What is expected
Filter the entries for lines with the word "minimize".

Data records
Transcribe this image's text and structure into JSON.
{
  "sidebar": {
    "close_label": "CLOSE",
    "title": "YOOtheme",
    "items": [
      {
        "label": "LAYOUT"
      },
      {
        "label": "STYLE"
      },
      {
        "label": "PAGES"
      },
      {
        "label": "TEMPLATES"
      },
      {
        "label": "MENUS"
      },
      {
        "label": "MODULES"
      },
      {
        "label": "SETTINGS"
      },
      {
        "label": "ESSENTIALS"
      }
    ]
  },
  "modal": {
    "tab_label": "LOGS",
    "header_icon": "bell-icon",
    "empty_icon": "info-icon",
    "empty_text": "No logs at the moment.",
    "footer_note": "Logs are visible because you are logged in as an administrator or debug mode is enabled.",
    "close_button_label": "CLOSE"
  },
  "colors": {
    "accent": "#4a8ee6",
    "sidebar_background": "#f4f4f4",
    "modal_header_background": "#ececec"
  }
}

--

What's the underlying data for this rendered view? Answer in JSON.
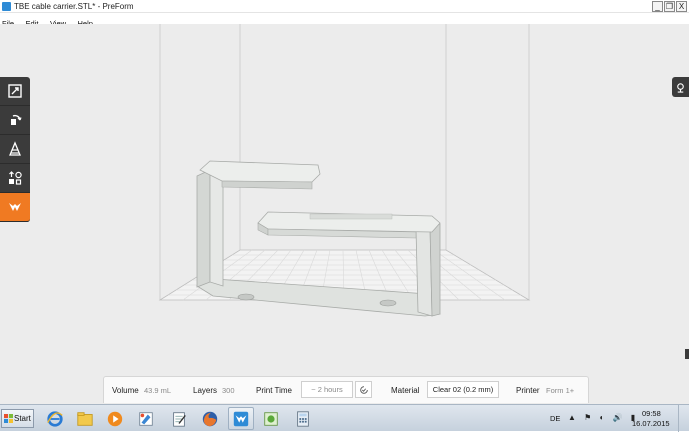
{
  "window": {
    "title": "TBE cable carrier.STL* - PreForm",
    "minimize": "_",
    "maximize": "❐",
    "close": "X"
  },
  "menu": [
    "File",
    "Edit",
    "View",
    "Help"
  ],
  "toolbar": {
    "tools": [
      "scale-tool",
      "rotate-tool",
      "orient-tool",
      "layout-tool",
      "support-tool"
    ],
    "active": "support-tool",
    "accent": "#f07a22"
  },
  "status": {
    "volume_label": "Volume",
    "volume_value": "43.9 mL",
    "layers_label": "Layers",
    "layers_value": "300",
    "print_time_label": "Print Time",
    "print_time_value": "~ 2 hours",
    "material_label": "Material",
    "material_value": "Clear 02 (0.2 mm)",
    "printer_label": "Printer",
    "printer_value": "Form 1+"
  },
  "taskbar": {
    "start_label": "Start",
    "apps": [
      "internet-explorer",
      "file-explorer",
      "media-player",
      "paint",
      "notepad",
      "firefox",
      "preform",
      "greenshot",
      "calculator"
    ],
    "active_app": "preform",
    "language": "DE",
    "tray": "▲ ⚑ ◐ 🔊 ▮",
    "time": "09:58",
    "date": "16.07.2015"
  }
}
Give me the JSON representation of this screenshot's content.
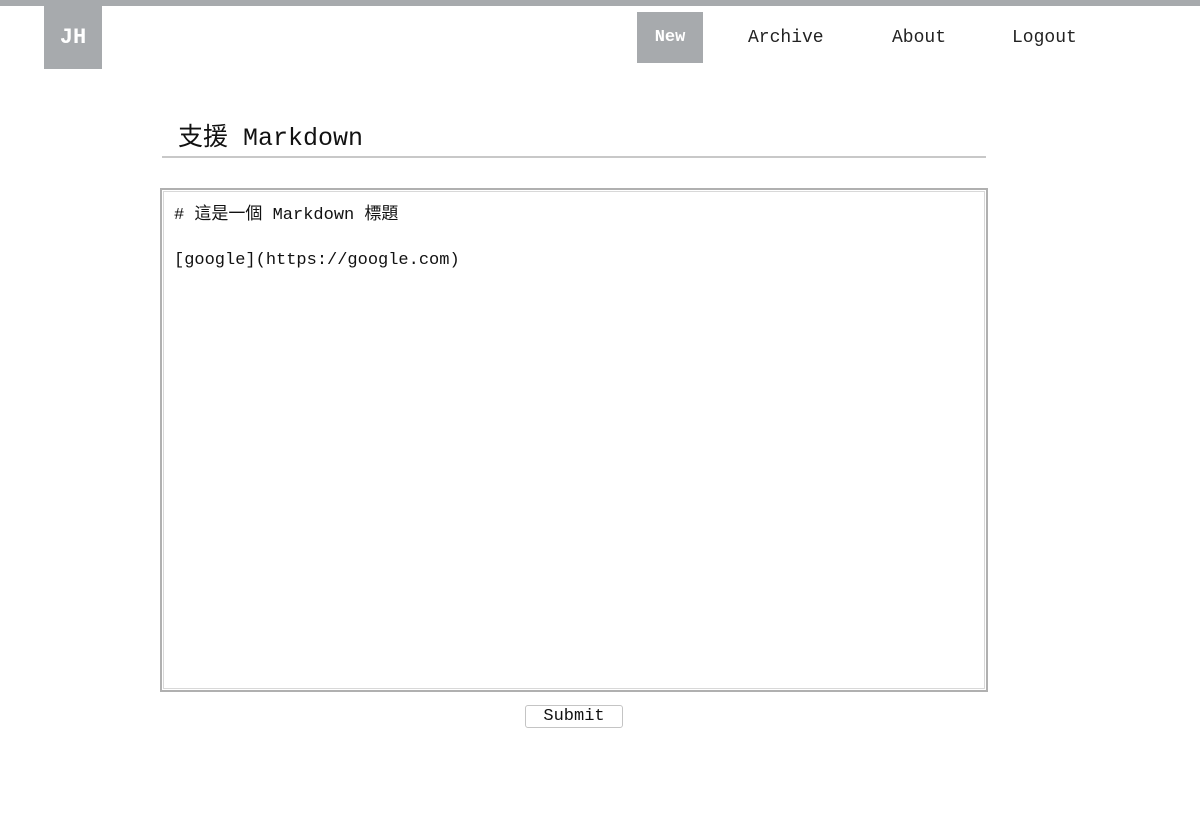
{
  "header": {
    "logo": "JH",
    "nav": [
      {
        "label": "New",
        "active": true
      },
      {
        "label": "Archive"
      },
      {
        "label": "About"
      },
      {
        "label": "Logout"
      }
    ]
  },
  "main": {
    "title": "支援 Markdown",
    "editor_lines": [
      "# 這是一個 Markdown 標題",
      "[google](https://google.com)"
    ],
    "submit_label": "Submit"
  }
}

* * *

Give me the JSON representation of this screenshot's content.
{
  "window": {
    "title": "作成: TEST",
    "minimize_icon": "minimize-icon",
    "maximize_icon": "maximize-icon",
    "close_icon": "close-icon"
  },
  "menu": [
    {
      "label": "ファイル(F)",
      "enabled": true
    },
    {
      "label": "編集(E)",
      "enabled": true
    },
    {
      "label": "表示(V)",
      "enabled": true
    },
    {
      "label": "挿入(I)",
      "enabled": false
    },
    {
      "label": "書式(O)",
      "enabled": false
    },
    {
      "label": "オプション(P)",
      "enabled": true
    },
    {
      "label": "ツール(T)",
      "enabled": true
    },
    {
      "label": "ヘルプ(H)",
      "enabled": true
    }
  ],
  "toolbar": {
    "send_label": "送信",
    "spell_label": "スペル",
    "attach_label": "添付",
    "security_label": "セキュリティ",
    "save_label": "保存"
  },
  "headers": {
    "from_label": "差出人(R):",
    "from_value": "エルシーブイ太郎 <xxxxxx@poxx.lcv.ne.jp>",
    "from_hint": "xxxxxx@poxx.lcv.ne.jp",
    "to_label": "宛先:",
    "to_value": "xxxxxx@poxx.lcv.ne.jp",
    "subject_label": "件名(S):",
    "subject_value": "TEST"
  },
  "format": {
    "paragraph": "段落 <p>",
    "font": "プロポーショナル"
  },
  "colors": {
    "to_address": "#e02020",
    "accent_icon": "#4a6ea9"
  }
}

Problem solution
    "minimize": "_",
    "minimize_icon": "minimize-icon",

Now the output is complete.